Try it = Return the entries below verbatim. Pictures stay out.

Data records =
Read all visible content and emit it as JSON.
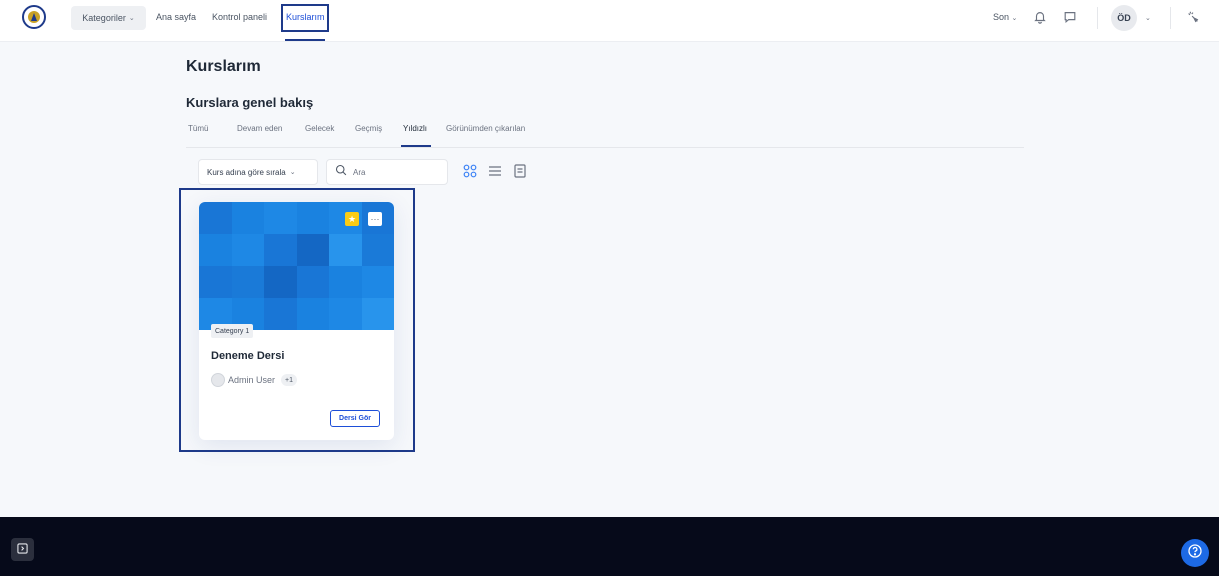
{
  "nav": {
    "categories_label": "Kategoriler",
    "links": [
      "Ana sayfa",
      "Kontrol paneli",
      "Kurslarım"
    ],
    "lang_label": "Son",
    "user_initials": "ÖD"
  },
  "page": {
    "title": "Kurslarım",
    "section_title": "Kurslara genel bakış",
    "tabs": [
      "Tümü",
      "Devam eden",
      "Gelecek",
      "Geçmiş",
      "Yıldızlı",
      "Görünümden çıkarılan"
    ],
    "active_tab": "Yıldızlı"
  },
  "controls": {
    "sort_label": "Kurs adına göre sırala",
    "search_placeholder": "Ara",
    "view_icons": [
      "card-view-icon",
      "list-view-icon",
      "summary-view-icon"
    ]
  },
  "course": {
    "category": "Category 1",
    "name": "Deneme Dersi",
    "teacher": "Admin User",
    "extra_count": "+1",
    "button_label": "Dersi Gör",
    "starred": true
  },
  "colors": {
    "primary": "#1d4ed8",
    "highlight_border": "#1e3a8a",
    "star": "#facc15",
    "footer": "#060a1a"
  }
}
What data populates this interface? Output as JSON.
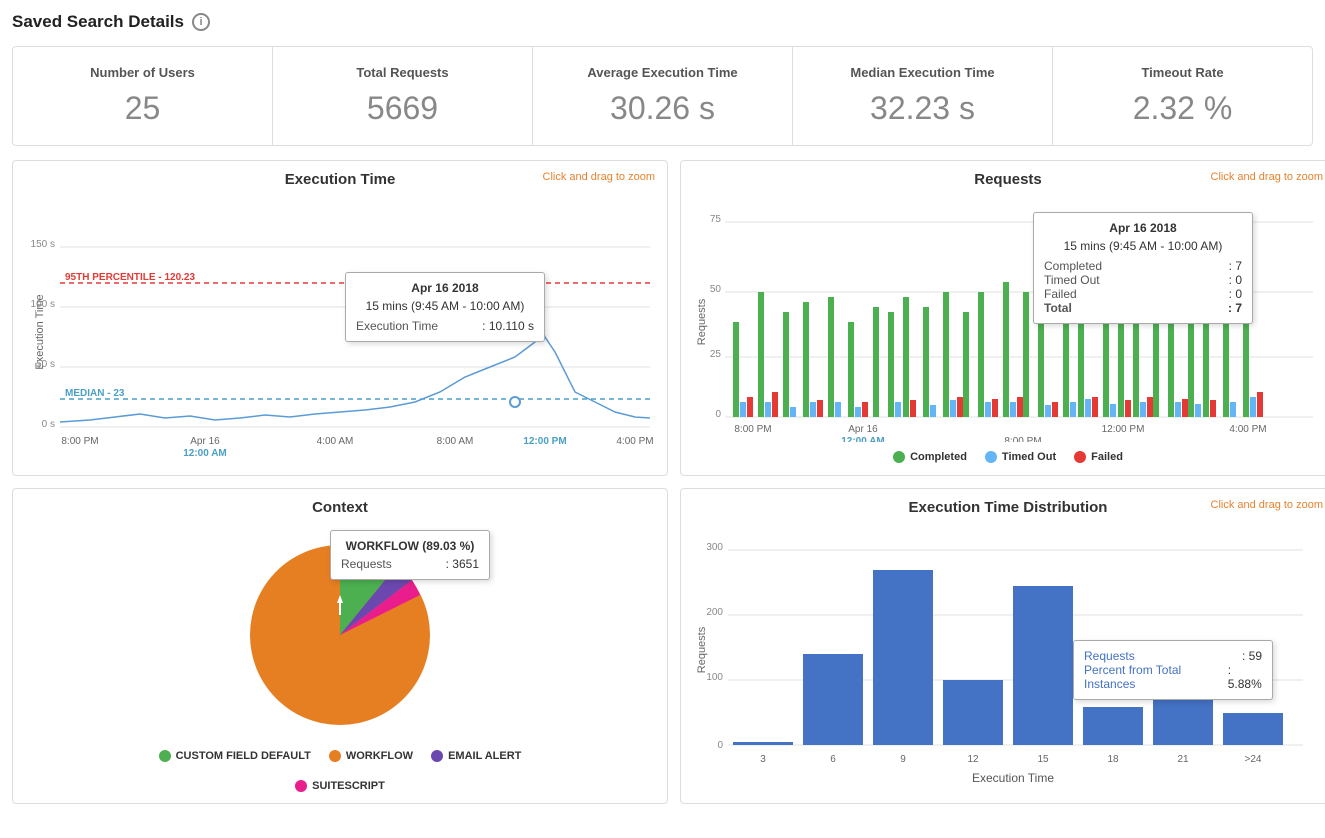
{
  "header": {
    "title": "Saved Search Details",
    "info_icon": "i"
  },
  "kpis": [
    {
      "label": "Number of Users",
      "value": "25"
    },
    {
      "label": "Total Requests",
      "value": "5669"
    },
    {
      "label": "Average Execution Time",
      "value": "30.26 s"
    },
    {
      "label": "Median Execution Time",
      "value": "32.23 s"
    },
    {
      "label": "Timeout Rate",
      "value": "2.32 %"
    }
  ],
  "charts": {
    "execution_time": {
      "title": "Execution Time",
      "hint": "Click and drag to zoom",
      "y_label": "Execution Time",
      "percentile_label": "95TH PERCENTILE - 120.23",
      "median_label": "MEDIAN - 23",
      "tooltip": {
        "date": "Apr 16 2018",
        "period": "15 mins (9:45 AM - 10:00 AM)",
        "field": "Execution Time",
        "value": "10.110 s"
      }
    },
    "requests": {
      "title": "Requests",
      "hint": "Click and drag to zoom",
      "y_label": "Requests",
      "tooltip": {
        "date": "Apr 16 2018",
        "period": "15 mins (9:45 AM - 10:00 AM)",
        "rows": [
          {
            "label": "Completed",
            "value": "7"
          },
          {
            "label": "Timed Out",
            "value": "0"
          },
          {
            "label": "Failed",
            "value": "0"
          },
          {
            "label": "Total",
            "value": "7"
          }
        ]
      },
      "legend": [
        {
          "label": "Completed",
          "color": "#4caf50"
        },
        {
          "label": "Timed Out",
          "color": "#64b5f6"
        },
        {
          "label": "Failed",
          "color": "#e53935"
        }
      ]
    },
    "context": {
      "title": "Context",
      "tooltip": {
        "label": "WORKFLOW (89.03 %)",
        "field": "Requests",
        "value": "3651"
      },
      "legend": [
        {
          "label": "CUSTOM FIELD DEFAULT",
          "color": "#4caf50"
        },
        {
          "label": "WORKFLOW",
          "color": "#e67e22"
        },
        {
          "label": "EMAIL ALERT",
          "color": "#6b48b0"
        },
        {
          "label": "SUITESCRIPT",
          "color": "#e91e8c"
        }
      ]
    },
    "distribution": {
      "title": "Execution Time Distribution",
      "hint": "Click and drag to zoom",
      "x_label": "Execution Time",
      "y_label": "Requests",
      "tooltip": {
        "requests": "59",
        "percent": "5.88%"
      },
      "bars": [
        {
          "x_label": "3",
          "value": 5,
          "max": 300
        },
        {
          "x_label": "6",
          "value": 140,
          "max": 300
        },
        {
          "x_label": "9",
          "value": 270,
          "max": 300
        },
        {
          "x_label": "12",
          "value": 100,
          "max": 300
        },
        {
          "x_label": "15",
          "value": 245,
          "max": 300
        },
        {
          "x_label": "18",
          "value": 59,
          "max": 300
        },
        {
          "x_label": "21",
          "value": 80,
          "max": 300
        },
        {
          "x_label": ">24",
          "value": 50,
          "max": 300
        }
      ]
    }
  }
}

Result of this task =
Read all visible content and emit it as JSON.
{
  "nav": {
    "categories_label": "Kategoriler",
    "links": [
      "Ana sayfa",
      "Kontrol paneli",
      "Kurslarım"
    ],
    "lang_label": "Son",
    "user_initials": "ÖD"
  },
  "page": {
    "title": "Kurslarım",
    "section_title": "Kurslara genel bakış",
    "tabs": [
      "Tümü",
      "Devam eden",
      "Gelecek",
      "Geçmiş",
      "Yıldızlı",
      "Görünümden çıkarılan"
    ],
    "active_tab": "Yıldızlı"
  },
  "controls": {
    "sort_label": "Kurs adına göre sırala",
    "search_placeholder": "Ara",
    "view_icons": [
      "card-view-icon",
      "list-view-icon",
      "summary-view-icon"
    ]
  },
  "course": {
    "category": "Category 1",
    "name": "Deneme Dersi",
    "teacher": "Admin User",
    "extra_count": "+1",
    "button_label": "Dersi Gör",
    "starred": true
  },
  "colors": {
    "primary": "#1d4ed8",
    "highlight_border": "#1e3a8a",
    "star": "#facc15",
    "footer": "#060a1a"
  }
}
What data populates this interface? Output as JSON.
{
  "header": {
    "title": "Saved Search Details",
    "info_icon": "i"
  },
  "kpis": [
    {
      "label": "Number of Users",
      "value": "25"
    },
    {
      "label": "Total Requests",
      "value": "5669"
    },
    {
      "label": "Average Execution Time",
      "value": "30.26 s"
    },
    {
      "label": "Median Execution Time",
      "value": "32.23 s"
    },
    {
      "label": "Timeout Rate",
      "value": "2.32 %"
    }
  ],
  "charts": {
    "execution_time": {
      "title": "Execution Time",
      "hint": "Click and drag to zoom",
      "y_label": "Execution Time",
      "percentile_label": "95TH PERCENTILE - 120.23",
      "median_label": "MEDIAN - 23",
      "tooltip": {
        "date": "Apr 16 2018",
        "period": "15 mins (9:45 AM - 10:00 AM)",
        "field": "Execution Time",
        "value": "10.110 s"
      }
    },
    "requests": {
      "title": "Requests",
      "hint": "Click and drag to zoom",
      "y_label": "Requests",
      "tooltip": {
        "date": "Apr 16 2018",
        "period": "15 mins (9:45 AM - 10:00 AM)",
        "rows": [
          {
            "label": "Completed",
            "value": "7"
          },
          {
            "label": "Timed Out",
            "value": "0"
          },
          {
            "label": "Failed",
            "value": "0"
          },
          {
            "label": "Total",
            "value": "7"
          }
        ]
      },
      "legend": [
        {
          "label": "Completed",
          "color": "#4caf50"
        },
        {
          "label": "Timed Out",
          "color": "#64b5f6"
        },
        {
          "label": "Failed",
          "color": "#e53935"
        }
      ]
    },
    "context": {
      "title": "Context",
      "tooltip": {
        "label": "WORKFLOW (89.03 %)",
        "field": "Requests",
        "value": "3651"
      },
      "legend": [
        {
          "label": "CUSTOM FIELD DEFAULT",
          "color": "#4caf50"
        },
        {
          "label": "WORKFLOW",
          "color": "#e67e22"
        },
        {
          "label": "EMAIL ALERT",
          "color": "#6b48b0"
        },
        {
          "label": "SUITESCRIPT",
          "color": "#e91e8c"
        }
      ]
    },
    "distribution": {
      "title": "Execution Time Distribution",
      "hint": "Click and drag to zoom",
      "x_label": "Execution Time",
      "y_label": "Requests",
      "tooltip": {
        "requests": "59",
        "percent": "5.88%"
      },
      "bars": [
        {
          "x_label": "3",
          "value": 5,
          "max": 300
        },
        {
          "x_label": "6",
          "value": 140,
          "max": 300
        },
        {
          "x_label": "9",
          "value": 270,
          "max": 300
        },
        {
          "x_label": "12",
          "value": 100,
          "max": 300
        },
        {
          "x_label": "15",
          "value": 245,
          "max": 300
        },
        {
          "x_label": "18",
          "value": 59,
          "max": 300
        },
        {
          "x_label": "21",
          "value": 80,
          "max": 300
        },
        {
          "x_label": ">24",
          "value": 50,
          "max": 300
        }
      ]
    }
  }
}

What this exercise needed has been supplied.